HAMILTON at the Pantages Theatre

Photo by Joan Marcus

Photo by Joan Marcus

Erin Conley – On Stage & Screen

So much has been written about Hamilton since its debut two and a half years ago. This musical, which has won just about every award it was eligible for including the Best Musical Tony Award and the Pulitzer Prize for Drama, has embedded itself in the pop culture zeitgeist more than any musical ever has. Read more…

Deborah Klugman – LA Weekly

When Hamilton was performed for the Obamas in 2016, Michelle Obama is said to have called it “the best piece of art in any form that I have ever seen in my life.” Did she overstate things? Now that I’ve seen the show (for the first time), I don’t think she did. Read more…

Jonas Schwartz - TheaterMania

So often, expectations can overwhelm an actual experience, but the gripping Hamilton at the Pantages lives up to the hype.   Read more…

Dany Margolies  -  Arts In LA

How.” That’s the first word of Hamilton. The word, as a question, repeats throughout.    Pretty much everyone who has seen or heard this musical agrees it is genius. The question remains, how did Lin-Manuel Miranda come up with this miracle? Read more…

Pauline Adamek  -  ArtsBeatLA

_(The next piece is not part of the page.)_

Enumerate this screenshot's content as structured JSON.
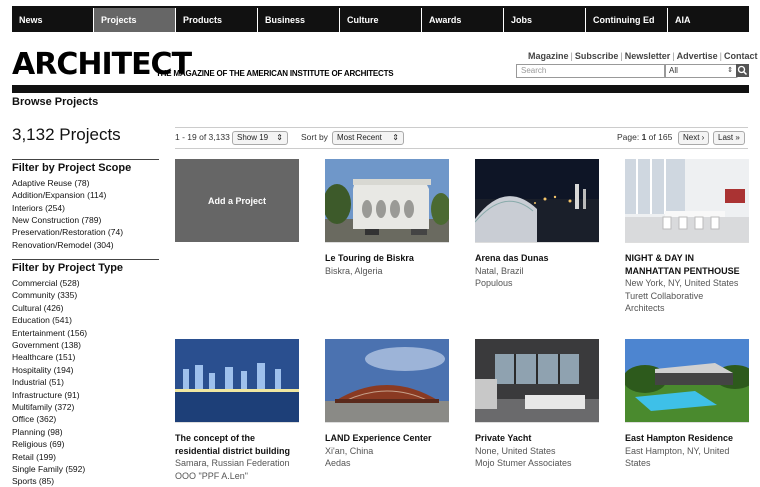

When a touring Broadway show finally comes to town, coasting on a tidal wave of hype and critical acclaim, it’s difficult to make a clear-headed assessment of its value. Following its fêted move from the East Village to Broadway, composer and performer Lin-Manuel Miranda’s Hamilton has taken up residence at the glamorous Pantages Theater in Hollywood. There will performances through December 30, 2017.  Read more…

Now running through December 30